No more unli-hoarding of passengers
Running late for school or work? In the past, we couldn’t even confront drivers and conductors about basically just stopping by any place where they see a sight of a human. Now, they just have to pick up passengers at dedicated stations. If you ain’t there, then sorry, you have to adjust, walk towards the station, and wait for the next bus.
Fewer road accidents
The 50km/hr speed limit is helpful in maintaining the safety of passengers and bus crew alike. However, this doesn’t mean accidents are avoided entirely. Some road accidents still occur, mostly due to bumping into road barriers. But accidents involving pedestrians have been reduced.
Only buses with requirements are allowed to travel
The current regulation isn’t in full swing yet, except for a valid franchise. But soon, here are some of the requirements that will be asked from bus operators:
- certificate of public convenience or application of franchise extension of validity
- valid and existing personal passenger insurance
- modernized equipment (Global Navigation Satellite System, automatic fare collection system, CCTVs, dashboard camera)
- LTFRB-certified route markings
Emergency lane for an ambulance
Before, no matter how urgent the matter, heavy traffic has always remained the ambulance driver’s biggest obstacle. It’s only through people’s initiative that they allow an ambulance to pass through. But we can’t always rely on the public to part the traffic, and sometimes the traffic is so bad that it’s just not possible. Now, ambulances have access to this special lane — and when every minute counts, this could make the difference between life and death.
Better designs of buses
We’ve been used to dealing with buses with narrow alleys and congested seating arrangements, and so it seemed that the priority was earning income rather than convenience and ergonomics. Now, low-floor entry buses with spacious seats and wider alleys are a must, similar to those we see in more developed countries. Soon, every bus will have two left-side doors, and bus units older than 15 years would no longer be operational.
More integrated usage of Beep cards
These reloadable transportation tickets have been operational years ago in trains and other bus lines. Right now, some passengers can still use cash to pay their fare. But soon, only Beep cards will be accepted. This means less burden for a conductor, no more excuses for delayed giving of change, and less physical contact. In 2002, the Department of Transportation and Communications filed an order to phase out buses operating for more than 15 years. It was only in 2016 when the Court of Appeals approved it, and in 2020, the order started to be implemented.
Physical distancing is more feasible

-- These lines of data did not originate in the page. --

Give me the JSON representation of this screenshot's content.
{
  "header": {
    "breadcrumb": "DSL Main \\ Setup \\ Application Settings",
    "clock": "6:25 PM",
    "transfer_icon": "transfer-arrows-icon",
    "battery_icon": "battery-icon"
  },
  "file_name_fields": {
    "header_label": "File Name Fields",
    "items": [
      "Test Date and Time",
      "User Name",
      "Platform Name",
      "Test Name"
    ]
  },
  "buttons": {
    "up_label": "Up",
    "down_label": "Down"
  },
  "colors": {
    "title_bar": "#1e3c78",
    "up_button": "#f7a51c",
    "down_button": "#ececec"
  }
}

Of course, the current state of bus transportation is still far from the ideal physical distancing protocols we should follow. But compared to the situation before (when conductors would stuff the bus with as many passengers as he wants to the point that getting out of the bus feels like a scene straight from Train to Busan), commuting via bus is a lot easier today. Several officers are manning every station to monitor the number of passengers that would be onboarding. It isn’t perfect yet, but it’s a start.